Indigofera (which means ‘bearing indigo’) is a cosmopolitan genus of some 700 legume species found in subtropical and tropical areas. However, since Indigofera tinctoria has been grown, moved and used by people in Asia, Africa and the Middle East for millennia, the species’ native range cannot be determined with precision.
Indigofera tinctoria is a shrub which can be managed as an annual or perennial depending on where and how it is cultivated. As a legume it can be used to fix nitrogen from the atmosphere and improve soils. However, historically, the plant’s most important use has been as a dye plant, a source of the blue pigment indigo. For example, in India, indigo has been extracted from the plant for at least 5,000 years.
To extract the dye, leaves are fermented in water. The solution is then aerated and treated with alkalis to convert the colourless, water-soluble indican, found inside the plant’s cells, into blue, insoluble indigotin. However, if this highly skilled process of dye production is to be profitable, it is essential to pay attention to the sources of the raw material and the timing of each of the many steps.
In addition to Indigofera tinctoria, other members of the genus produce indigotin. For example, the tropical American shrub Indigofera suffruticosa was an important source of indigo for pre-Colombian Mesoamerican cultures, and became widely cultivated in pre-Revolutionary North America. Indigotin is also produced from other non-leguminous plants, of which the most famous is woad (Isatis tinctoria), a member of the cabbage family.
Until the eighteenth century, woad was the primary source of indigotin in western Europe, where the fertile areas needed for its cultivation frequently competed with areas needed for food production. Eventually, the local interests of British and European woad producers were sacrificed on the ebb and flow of imperial priorities that demanded high-value crops for cultivation in colonies. In Victorian India, the European conflict between woad and food production was repeated when famine hit areas of indigo cultivation.
The interests of both woad and indigo producers were usurped in 1883 when the German chemist Adolph von Baeyer discovered how to synthesise indigotin artificially. In 1897, about 19,000 tonnes of plant-derive indigotin was produced annually – most of this came from Indigofera tinctoria; a century later a similar amount of indigotin was produced using Baeyer’s industrial process.

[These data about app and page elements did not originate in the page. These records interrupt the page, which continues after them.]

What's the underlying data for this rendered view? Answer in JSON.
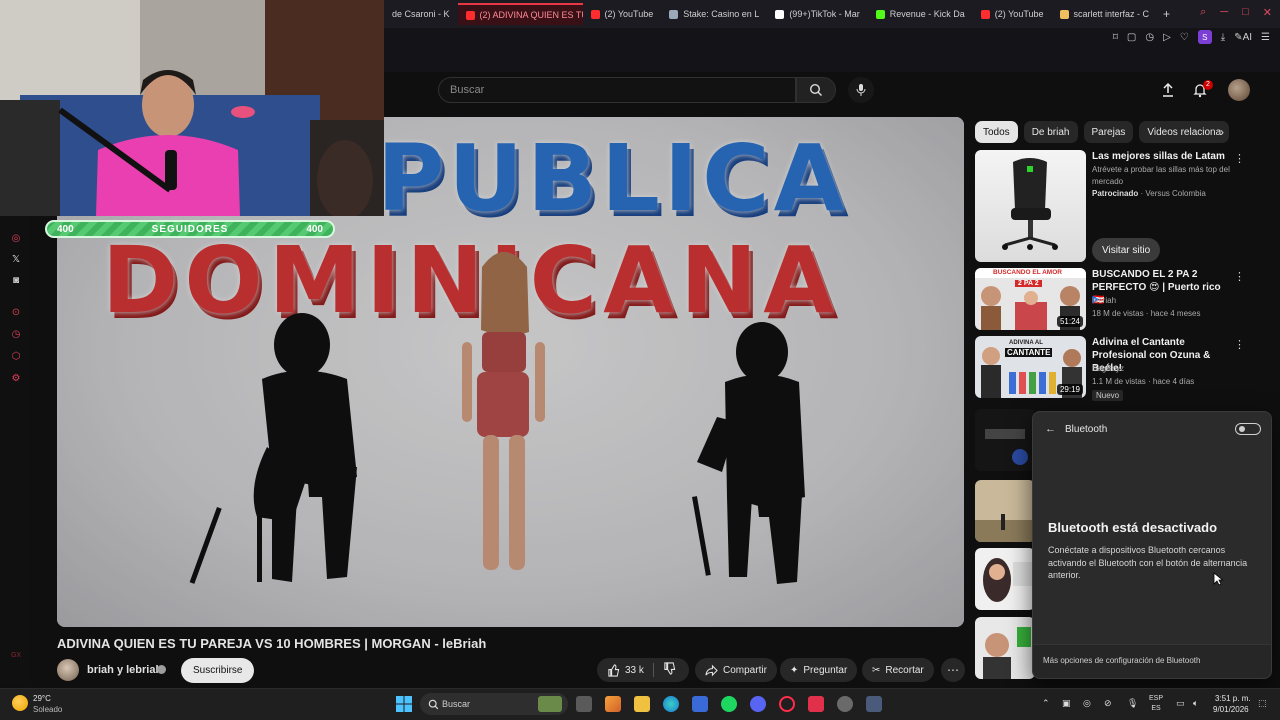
{
  "browser": {
    "tabs": [
      {
        "label": "de Csaroni - K",
        "color": "#53fc18",
        "active": false
      },
      {
        "label": "(2) ADIVINA QUIEN ES TU",
        "color": "#ff2d2d",
        "active": true
      },
      {
        "label": "(2) YouTube",
        "color": "#ff2d2d",
        "active": false
      },
      {
        "label": "Stake: Casino en L",
        "color": "#9aa8b8",
        "active": false
      },
      {
        "label": "(99+)TikTok - Mar",
        "color": "#ffffff",
        "active": false
      },
      {
        "label": "Revenue - Kick Da",
        "color": "#53fc18",
        "active": false
      },
      {
        "label": "(2) YouTube",
        "color": "#ff2d2d",
        "active": false
      },
      {
        "label": "scarlett interfaz - C",
        "color": "#f0c060",
        "active": false
      }
    ],
    "ai_label": "AI",
    "profile_badge": "S"
  },
  "youtube": {
    "search_placeholder": "Buscar",
    "notification_count": "2"
  },
  "overlay": {
    "followers_left": "400",
    "followers_label": "SEGUIDORES",
    "followers_right": "400"
  },
  "video": {
    "frame_text_line1": "PUBLICA",
    "frame_text_line2": "DOMINICANA",
    "title": "ADIVINA QUIEN ES TU PAREJA VS 10 HOMBRES | MORGAN - leBriah",
    "channel": "briah y lebriah",
    "subscribe_label": "Suscribirse",
    "likes": "33 k",
    "share_label": "Compartir",
    "ask_label": "Preguntar",
    "clip_label": "Recortar"
  },
  "sidebar": {
    "chips": [
      "Todos",
      "De briah",
      "Parejas",
      "Videos relaciona"
    ],
    "ad": {
      "title": "Las mejores sillas de Latam",
      "description": "Atrévete a probar las sillas más top del mercado",
      "sponsored_label": "Patrocinado",
      "advertiser": "Versus Colombia",
      "cta": "Visitar sitio"
    },
    "recommendations": [
      {
        "title": "BUSCANDO EL 2 PA 2 PERFECTO 😍 | Puerto rico 🇵🇷",
        "channel": "lebriah",
        "meta": "18 M de vistas · hace 4 meses",
        "duration": "51:24",
        "badge": ""
      },
      {
        "title": "Adivina el Cantante Profesional con Ozuna & Beéle!",
        "channel": "BagBoyz",
        "meta": "1.1 M de vistas · hace 4 días",
        "duration": "29:19",
        "badge": "Nuevo"
      }
    ],
    "thumb_texts": [
      "BUSCANDO EL AMOR",
      "2 PA 2",
      "ADIVINA AL",
      "CANTANTE"
    ]
  },
  "bluetooth": {
    "title": "Bluetooth",
    "heading": "Bluetooth está desactivado",
    "description": "Conéctate a dispositivos Bluetooth cercanos activando el Bluetooth con el botón de alternancia anterior.",
    "more_settings": "Más opciones de configuración de Bluetooth",
    "enabled": false
  },
  "taskbar": {
    "temperature": "29°C",
    "weather": "Soleado",
    "search_placeholder": "Buscar",
    "lang_line1": "ESP",
    "lang_line2": "ES",
    "time": "3:51 p. m.",
    "date": "9/01/2026"
  },
  "colors": {
    "accent": "#e63946",
    "follow_bar": "#3fb35b",
    "youtube_red": "#ff0000"
  }
}
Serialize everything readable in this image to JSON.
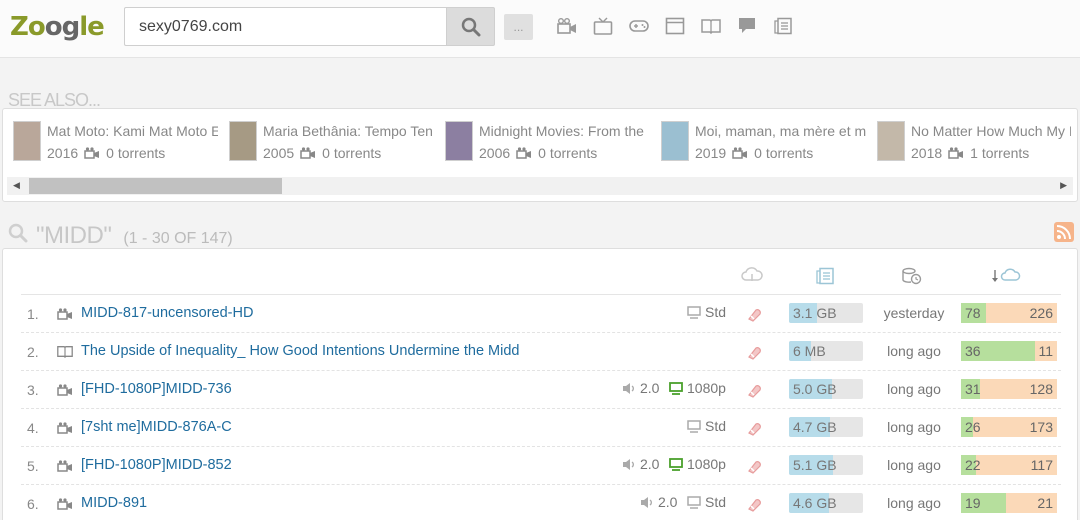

Major users of indigo were manufacturers of the practical, hard-wearing cloth, denim.
Balfour-Paul J 2011. Indigo: Egyptian mummies to blue jeans. The British Museum.
Harris SA 2015. What have plants ever done for us? Bodleian Publishing, pp. 103-106.